The Last Magnificent

120 Minutes - Director: Lydia Tenaglia

The Last Magnificent tells the intriguing and mysterious story of one-time celebrity chef Jeremiah Tower who chose at the height of his career to leave the restaurant business and retreat to a beach in Mexico, where life is considerably quieter than inside the kitchen of a high-profile San Francisco eatery. The film was screened for LAWAC members on Tuesday April 25th.

“Before I read books, I read menus,” says Tower, who grew up with globe-trotting parents who seemed indifferent to the upbringing of their son, leaving him in the charge of stewards, waiters and concierges in the world’s finest hotels and ocean liners. “I got used to first class early on,” he says. He went to Harvard to study architecture, but liked to cook for himself and his friends. He turned this into a career, dedicated to producing first class dining, with little tolerance for sloppiness or unprofessionalism. Tower became the main chef at Chez Panisse in Berkeley in 1972, and “put Chez Panisse on the map,” as chef-turned-TV-star Anthony Bourdain says in the documentary “The Last Magnificent.” After falling out with the owner, Alice Waters – whom he claims stole all his recipes for her own cookbook – he set up his own restaurant in San Francisco, Stars, which became the go-to place for celebrities and one of the top-grossing restaurants in the country in the 1980’s.

As director Lydia Tenaglia’s film shows, Tower was one of the main instigators of the beginning of “new American cuisine,” which ditched snooty French cooking customs, focusing instead on local ingredients in California, and making the dining experience fun. And yet, as Martha Stewart says in the film, “today most people would not know who Jeremiah Tower is.”

And this is what makes the film so captivating – because although Tower reveals much about his lonely but gilded childhood and his days studying at Harvard, drinking champagne and eating smoked salmon as others went out to protest the Vietnam War – he remains an elusive character, the man who always seems able to slip away. “There is a private room, a locked room inside Jeremiah Tower,” says Bourdain.

One of his college friends says Tower “was working for some utopian version of living because that is what kept the darkness away.” But what that darkness might be remains a matter for conjecture. At a Q&A after the LAWAC screening, director Tenaglia said when she initially approached Tower about making a film, “I thought it would be an interesting biopic, but then I saw it was going to be much more about the journey of an artist.” And the life of an artist, particularly one who is so dedicated to perfection in a high-volume business like cooking, is not always easy.

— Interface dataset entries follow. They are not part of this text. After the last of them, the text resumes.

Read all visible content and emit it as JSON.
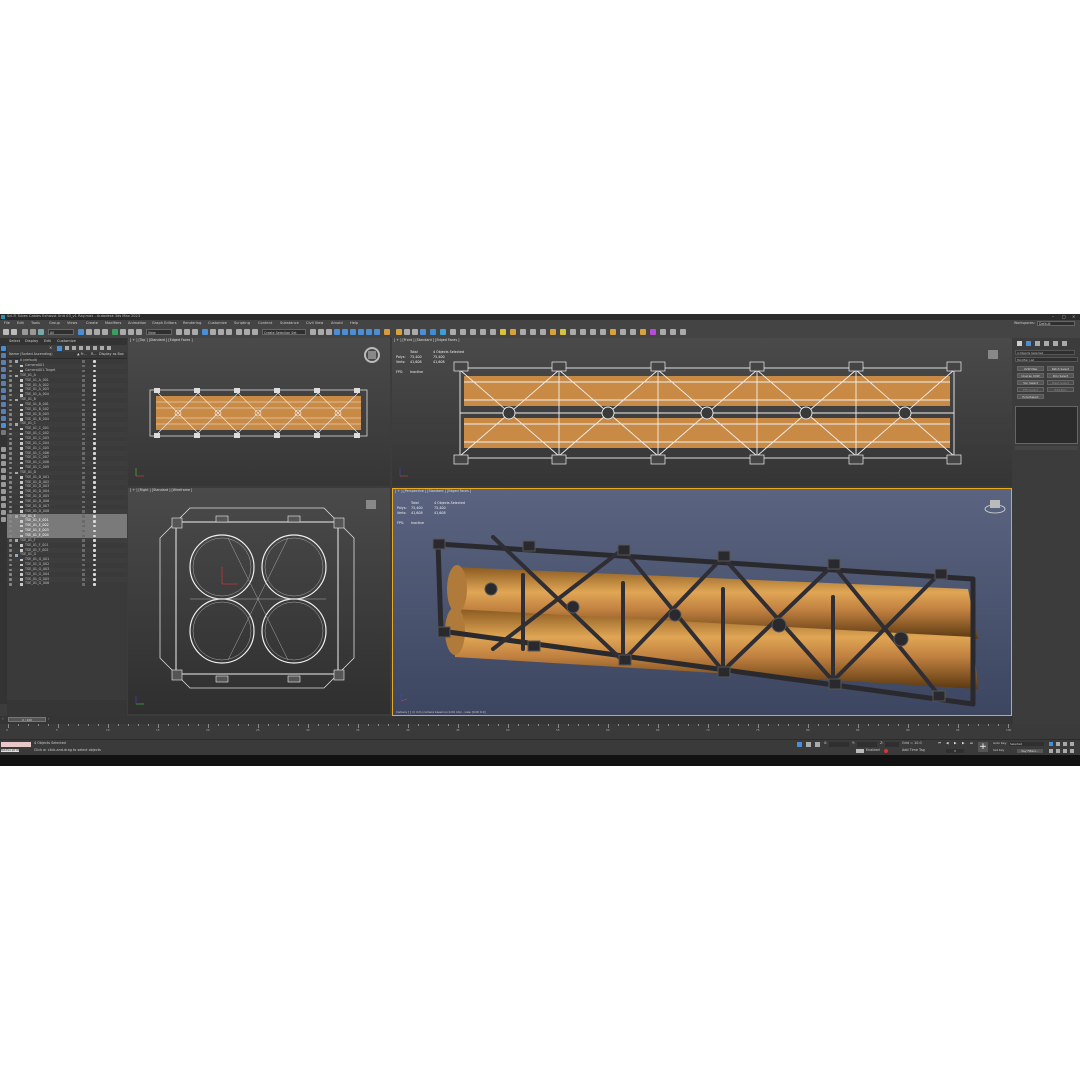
{
  "window": {
    "title": "Sci-Fi Tubes Cables Exhaust Unit 03_v1 Ray.max - Autodesk 3ds Max 2023"
  },
  "menu": {
    "items": [
      "File",
      "Edit",
      "Tools",
      "Group",
      "Views",
      "Create",
      "Modifiers",
      "Animation",
      "Graph Editors",
      "Rendering",
      "Customize",
      "Scripting",
      "Content",
      "Substance",
      "Civil View",
      "Arnold",
      "Help"
    ],
    "workspace_label": "Workspaces:",
    "workspace_value": "Default"
  },
  "toolbar": {
    "filter": "All",
    "view": "View",
    "selection_set": "Create Selection Set"
  },
  "explorer": {
    "tabs": [
      "Select",
      "Display",
      "Edit",
      "Customize"
    ],
    "columns": {
      "name": "Name (Sorted Ascending)",
      "frozen": "▲ Fr...",
      "renderable": "R...",
      "display": "Display as Box"
    },
    "rows": [
      {
        "name": "0 (default)",
        "indent": 1,
        "type": "layer"
      },
      {
        "name": "Camera001",
        "indent": 2
      },
      {
        "name": "Camera001.Target",
        "indent": 2
      },
      {
        "name": "TSE_01_A",
        "indent": 1,
        "type": "layer"
      },
      {
        "name": "TSE_01_A_001",
        "indent": 2
      },
      {
        "name": "TSE_01_A_002",
        "indent": 2
      },
      {
        "name": "TSE_01_A_003",
        "indent": 2
      },
      {
        "name": "TSE_01_A_004",
        "indent": 2
      },
      {
        "name": "TSE_01_B",
        "indent": 1,
        "type": "layer"
      },
      {
        "name": "TSE_01_B_001",
        "indent": 2
      },
      {
        "name": "TSE_01_B_002",
        "indent": 2
      },
      {
        "name": "TSE_01_B_003",
        "indent": 2
      },
      {
        "name": "TSE_01_B_004",
        "indent": 2
      },
      {
        "name": "TSE_01_C",
        "indent": 1,
        "type": "layer"
      },
      {
        "name": "TSE_01_C_001",
        "indent": 2
      },
      {
        "name": "TSE_01_C_002",
        "indent": 2
      },
      {
        "name": "TSE_01_C_003",
        "indent": 2
      },
      {
        "name": "TSE_01_C_004",
        "indent": 2
      },
      {
        "name": "TSE_01_C_005",
        "indent": 2
      },
      {
        "name": "TSE_01_C_006",
        "indent": 2
      },
      {
        "name": "TSE_01_C_007",
        "indent": 2
      },
      {
        "name": "TSE_01_C_008",
        "indent": 2
      },
      {
        "name": "TSE_01_C_009",
        "indent": 2
      },
      {
        "name": "TSE_01_D",
        "indent": 1,
        "type": "layer"
      },
      {
        "name": "TSE_01_D_001",
        "indent": 2
      },
      {
        "name": "TSE_01_D_002",
        "indent": 2
      },
      {
        "name": "TSE_01_D_003",
        "indent": 2
      },
      {
        "name": "TSE_01_D_004",
        "indent": 2
      },
      {
        "name": "TSE_01_D_005",
        "indent": 2
      },
      {
        "name": "TSE_01_D_006",
        "indent": 2
      },
      {
        "name": "TSE_01_D_007",
        "indent": 2
      },
      {
        "name": "TSE_01_D_008",
        "indent": 2
      },
      {
        "name": "TSE_01_E",
        "indent": 1,
        "type": "layer",
        "selected": true
      },
      {
        "name": "TSE_01_E_001",
        "indent": 2,
        "selected": true
      },
      {
        "name": "TSE_01_E_002",
        "indent": 2,
        "selected": true
      },
      {
        "name": "TSE_01_E_003",
        "indent": 2,
        "selected": true
      },
      {
        "name": "TSE_01_E_004",
        "indent": 2,
        "selected": true
      },
      {
        "name": "TSE_01_F",
        "indent": 1,
        "type": "layer"
      },
      {
        "name": "TSE_01_F_001",
        "indent": 2
      },
      {
        "name": "TSE_01_F_002",
        "indent": 2
      },
      {
        "name": "TSE_01_G",
        "indent": 1,
        "type": "layer"
      },
      {
        "name": "TSE_01_G_001",
        "indent": 2
      },
      {
        "name": "TSE_01_G_002",
        "indent": 2
      },
      {
        "name": "TSE_01_G_003",
        "indent": 2
      },
      {
        "name": "TSE_01_G_004",
        "indent": 2
      },
      {
        "name": "TSE_01_G_005",
        "indent": 2
      },
      {
        "name": "TSE_01_G_006",
        "indent": 2
      }
    ],
    "layer_explorer": "Layer Explorer",
    "selection_set": "Selection Set:"
  },
  "viewports": {
    "top": {
      "label": "[ + ] [Top ] [Standard ] [Edged Faces ]"
    },
    "front": {
      "label": "[ + ] [Front ] [Standard ] [Edged Faces ]"
    },
    "right": {
      "label": "[ + ] [Right ] [Standard ] [Wireframe ]"
    },
    "persp": {
      "label": "[ + ] [Perspective ] [Standard ] [Edged Faces ]",
      "bottom_text": "Camera [ ] (r) mm (camera based on 0.00 cds) - view [0.00 0.0]"
    }
  },
  "stats": {
    "total_label": "Total",
    "selected_label": "4 Objects Selected",
    "polys_label": "Polys:",
    "verts_label": "Verts:",
    "polys_total": "75,400",
    "polys_selected": "75,400",
    "verts_total": "41,608",
    "verts_selected": "41,608",
    "fps_label": "FPS:",
    "fps_value": "Inactive"
  },
  "command_panel": {
    "object_name": "4 Objects Selected",
    "modifier_list": "Modifier List",
    "buttons": [
      "UVW Map",
      "Patch Select",
      "Unwrap UVW",
      "Poly Select",
      "Vol. Select",
      "Mesh Select",
      "FFD Select",
      "Edit Poly",
      "Poly2Select"
    ]
  },
  "timeline": {
    "frame": "0 / 100",
    "ticks": [
      "0",
      "5",
      "10",
      "15",
      "20",
      "25",
      "30",
      "35",
      "40",
      "45",
      "50",
      "55",
      "60",
      "65",
      "70",
      "75",
      "80",
      "85",
      "90",
      "95",
      "100"
    ]
  },
  "status": {
    "selected": "4 Objects Selected",
    "prompt": "Click or click-and-drag to select objects",
    "script_label": "MAXScript Mi",
    "x": "X:",
    "y": "Y:",
    "z": "Z:",
    "grid": "Grid = 10.0",
    "selected_flag": "Enabled",
    "add_time_tag": "Add Time Tag",
    "auto_key": "Auto Key",
    "set_key": "Set Key",
    "key_mode": "Selected",
    "key_filters": "Key Filters...",
    "frame_value": "0"
  }
}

Explaining the ups and downs of his life, Tower said, “I seem to piss people off a lot.” And when asked why he gave it all up, Tower laconically said that after working flat out inside kitchens for almost three decades, “I needed a bit of quiet.” So he moved to the beach.